[Supplied entries]

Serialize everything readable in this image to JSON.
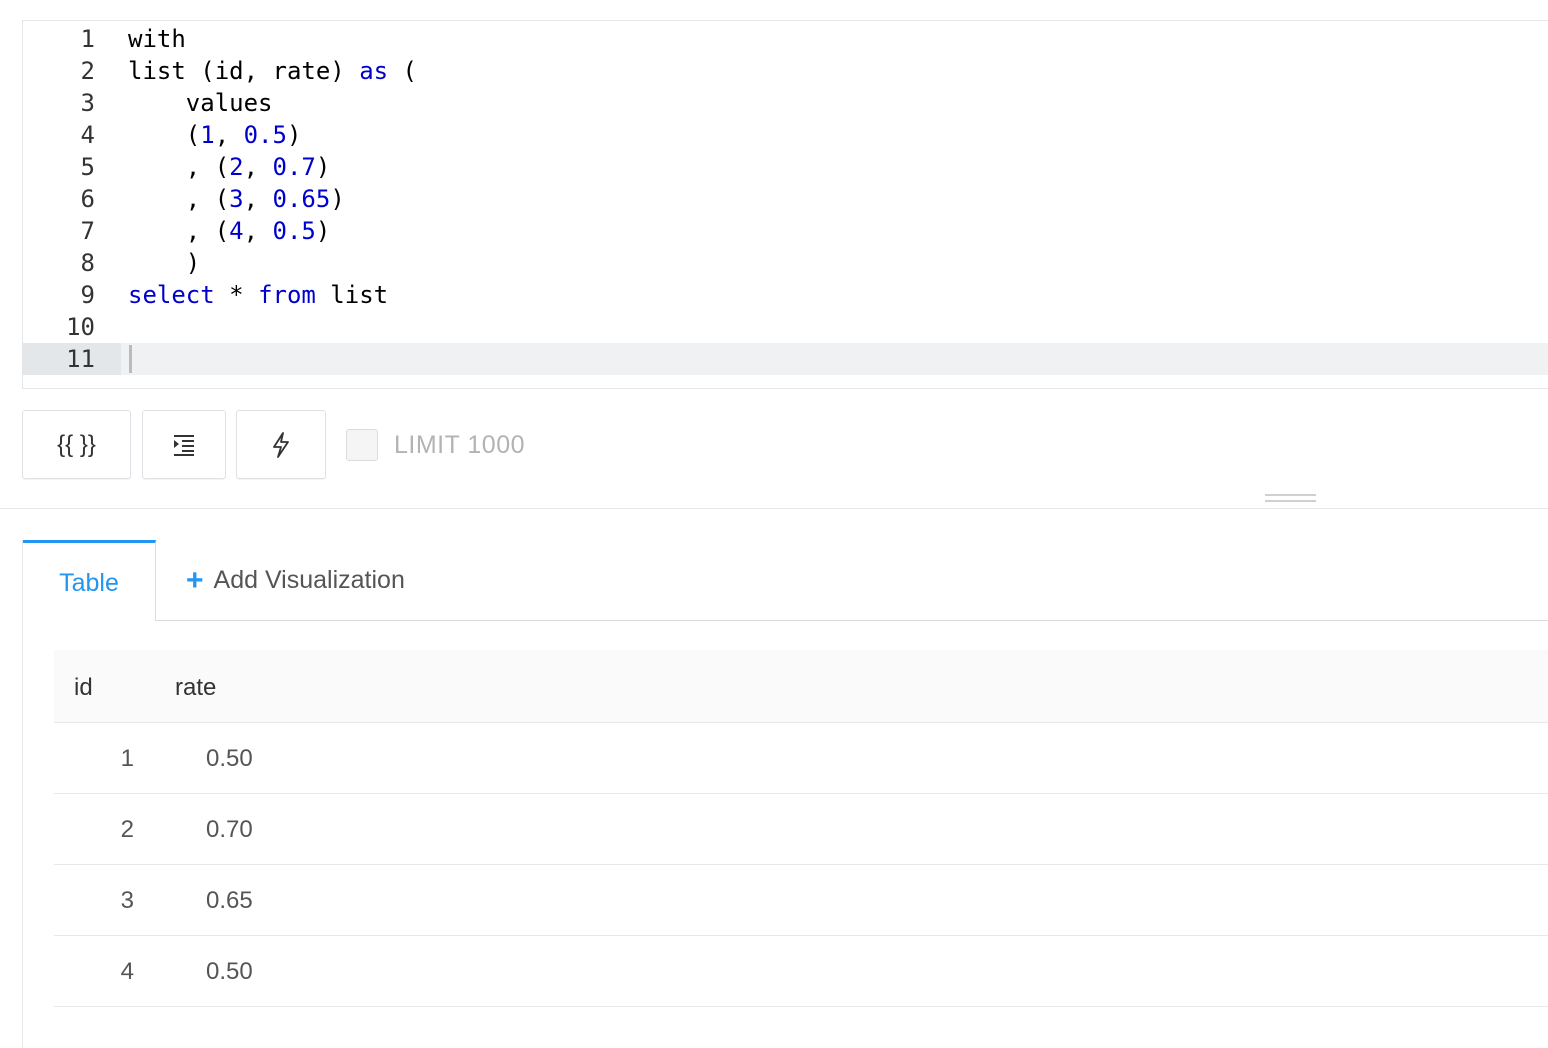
{
  "editor": {
    "lines": [
      {
        "num": "1",
        "tokens": [
          {
            "t": "with",
            "c": "txt"
          }
        ]
      },
      {
        "num": "2",
        "tokens": [
          {
            "t": "list (id, rate) ",
            "c": "txt"
          },
          {
            "t": "as",
            "c": "kw"
          },
          {
            "t": " (",
            "c": "txt"
          }
        ]
      },
      {
        "num": "3",
        "tokens": [
          {
            "t": "    values",
            "c": "txt"
          }
        ]
      },
      {
        "num": "4",
        "tokens": [
          {
            "t": "    (",
            "c": "txt"
          },
          {
            "t": "1",
            "c": "numlit"
          },
          {
            "t": ", ",
            "c": "txt"
          },
          {
            "t": "0.5",
            "c": "numlit"
          },
          {
            "t": ")",
            "c": "txt"
          }
        ]
      },
      {
        "num": "5",
        "tokens": [
          {
            "t": "    , (",
            "c": "txt"
          },
          {
            "t": "2",
            "c": "numlit"
          },
          {
            "t": ", ",
            "c": "txt"
          },
          {
            "t": "0.7",
            "c": "numlit"
          },
          {
            "t": ")",
            "c": "txt"
          }
        ]
      },
      {
        "num": "6",
        "tokens": [
          {
            "t": "    , (",
            "c": "txt"
          },
          {
            "t": "3",
            "c": "numlit"
          },
          {
            "t": ", ",
            "c": "txt"
          },
          {
            "t": "0.65",
            "c": "numlit"
          },
          {
            "t": ")",
            "c": "txt"
          }
        ]
      },
      {
        "num": "7",
        "tokens": [
          {
            "t": "    , (",
            "c": "txt"
          },
          {
            "t": "4",
            "c": "numlit"
          },
          {
            "t": ", ",
            "c": "txt"
          },
          {
            "t": "0.5",
            "c": "numlit"
          },
          {
            "t": ")",
            "c": "txt"
          }
        ]
      },
      {
        "num": "8",
        "tokens": [
          {
            "t": "    )",
            "c": "txt"
          }
        ]
      },
      {
        "num": "9",
        "tokens": [
          {
            "t": "select",
            "c": "kw"
          },
          {
            "t": " * ",
            "c": "txt"
          },
          {
            "t": "from",
            "c": "kw"
          },
          {
            "t": " list",
            "c": "txt"
          }
        ]
      },
      {
        "num": "10",
        "tokens": []
      },
      {
        "num": "11",
        "tokens": [],
        "active": true
      }
    ]
  },
  "toolbar": {
    "params_label": "{{ }}",
    "format_icon": "indent-icon",
    "autocomplete_icon": "lightning-icon",
    "limit_label": "LIMIT 1000",
    "limit_checked": false
  },
  "tabs": {
    "table_label": "Table",
    "add_label": "Add Visualization"
  },
  "table": {
    "columns": [
      "id",
      "rate"
    ],
    "rows": [
      [
        "1",
        "0.50"
      ],
      [
        "2",
        "0.70"
      ],
      [
        "3",
        "0.65"
      ],
      [
        "4",
        "0.50"
      ]
    ]
  },
  "colors": {
    "accent": "#2196f3",
    "keyword": "#0000cc"
  }
}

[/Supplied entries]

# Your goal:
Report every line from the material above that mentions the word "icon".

# Your response:
    "format_icon": "indent-icon",
    "autocomplete_icon": "lightning-icon",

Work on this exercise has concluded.